“We need to change our platform. If I can’t figure it out, then nobody can. It’s not intuitive!”
In my previous job, I attended a meeting with the Head of Product and the design team. He had just tried a new product for the first time and, to put it lightly, was unhappy. To him, there was too much information, too many fields, and it all was needlessly complex.
“I know our platform is not a music app, but I want it to be intuitive like Spotify or Apple Music. Something beautiful that I can pick up, figure out, and that works.”
What he didn’t understand was that he wasn’t meant to figure out the platform or understand the data immediately. It was designed for expert analysts with 20+ years of engineering experience. Their work is highly complex and not something anyone can just “pick up.”
After getting to know the end-users, the design team understood that the analysts didn’t necessarily want the platform to be beautiful, hated any white space in the interface and wanted to fill it with more data. They didn’t need something that could be easily understood by anyone; they needed something that would simplify their workflow and make their job easier, even if it meant learning how to use it first.
Being experts who swam through data on a daily basis, navigation came easy for them. But for outsiders — like the Head of Product for my company — the information was foreign and far from intuitive.
The dictionary definition for intuitive UI is an interface in which users understand behavior and effect without use of reason, experimentation, assistance, or special training. Others define it as something that is familiar or that behaves as expected.
But what was happening here was a misunderstanding of the difference between intuitive and easy to use. While they are often mistaken as being the same thing, they are actually very different.
It takes time, but it is intuitive.
The only way to open it is to hold the corner of the box with one hand and flick your wrist really hard so the lid would rotate open.
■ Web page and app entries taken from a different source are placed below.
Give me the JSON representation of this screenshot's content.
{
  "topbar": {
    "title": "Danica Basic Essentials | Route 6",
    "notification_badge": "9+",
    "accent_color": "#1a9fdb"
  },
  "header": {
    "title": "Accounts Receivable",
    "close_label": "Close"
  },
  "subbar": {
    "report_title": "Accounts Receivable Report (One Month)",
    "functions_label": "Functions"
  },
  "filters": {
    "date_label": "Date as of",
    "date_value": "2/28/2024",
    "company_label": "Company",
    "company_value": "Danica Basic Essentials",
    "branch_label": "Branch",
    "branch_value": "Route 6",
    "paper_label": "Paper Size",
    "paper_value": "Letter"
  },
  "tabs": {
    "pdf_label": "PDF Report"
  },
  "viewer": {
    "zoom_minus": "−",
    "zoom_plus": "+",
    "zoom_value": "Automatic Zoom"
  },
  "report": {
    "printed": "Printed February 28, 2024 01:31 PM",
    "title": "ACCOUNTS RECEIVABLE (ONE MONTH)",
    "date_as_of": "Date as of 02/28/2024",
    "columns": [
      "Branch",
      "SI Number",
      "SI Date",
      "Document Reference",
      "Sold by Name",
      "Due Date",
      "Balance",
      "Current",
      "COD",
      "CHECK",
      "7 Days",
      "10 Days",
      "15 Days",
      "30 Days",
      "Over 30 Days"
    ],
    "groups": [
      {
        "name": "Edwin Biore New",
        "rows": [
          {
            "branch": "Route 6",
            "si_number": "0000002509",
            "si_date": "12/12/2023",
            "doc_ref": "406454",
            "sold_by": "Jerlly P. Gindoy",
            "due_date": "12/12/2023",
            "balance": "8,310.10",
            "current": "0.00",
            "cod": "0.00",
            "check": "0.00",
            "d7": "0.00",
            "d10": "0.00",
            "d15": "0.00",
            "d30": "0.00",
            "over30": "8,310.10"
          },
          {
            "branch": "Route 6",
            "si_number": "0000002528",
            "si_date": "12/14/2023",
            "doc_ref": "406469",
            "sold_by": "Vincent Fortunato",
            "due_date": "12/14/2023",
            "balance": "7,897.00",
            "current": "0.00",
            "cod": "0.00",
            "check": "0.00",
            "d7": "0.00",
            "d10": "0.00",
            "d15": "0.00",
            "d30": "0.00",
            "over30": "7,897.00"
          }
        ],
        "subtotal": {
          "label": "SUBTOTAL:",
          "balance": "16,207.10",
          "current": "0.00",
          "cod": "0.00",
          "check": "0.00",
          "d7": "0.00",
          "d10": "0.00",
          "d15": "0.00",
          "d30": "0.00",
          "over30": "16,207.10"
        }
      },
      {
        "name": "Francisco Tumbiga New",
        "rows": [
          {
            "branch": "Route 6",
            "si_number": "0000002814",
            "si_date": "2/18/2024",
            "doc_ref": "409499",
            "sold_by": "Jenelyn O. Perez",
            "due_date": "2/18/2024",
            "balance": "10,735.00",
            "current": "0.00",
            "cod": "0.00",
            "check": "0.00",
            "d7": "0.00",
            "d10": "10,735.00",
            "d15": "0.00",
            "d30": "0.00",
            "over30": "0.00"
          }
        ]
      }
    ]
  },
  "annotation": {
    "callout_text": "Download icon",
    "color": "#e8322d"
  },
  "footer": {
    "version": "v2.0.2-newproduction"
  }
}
Not very intuitive, but once you’ve figured it out it’s pretty easy to use.
If opening boxes all day was your job, which box would you want? For frequent use, the box did not need to be intuitive. However, if you opened the second box enough times, the flicking motion could arguably become familiar and, eventually, intuitive.
10 years ago, did this symbol mean anything to you? It has no affordance for its function and before it became commonplace during the mobile revolution, the average person would not understand its meaning. This menu icon has several UX issues. It provides no affordance for its function, hides critical information in an area of the phone that is difficult to reach, and requires users to tap through multiple elements to reach a desired page. But now, this three-lined symbol is ubiquitous in UI design and is considered “intuitive.”
Depending on the product, user, and scenario, design does not always need to be intuitive. In enterprise software, functionality and efficiency trumps the need to make sure the user can immediately pick it up and use it with ease. After all, truly innovative products aren’t concerned with what’s current, but are instead concerned with setting precedents that often require new learning. So in addition to designing for what is intuitive today, design for the future.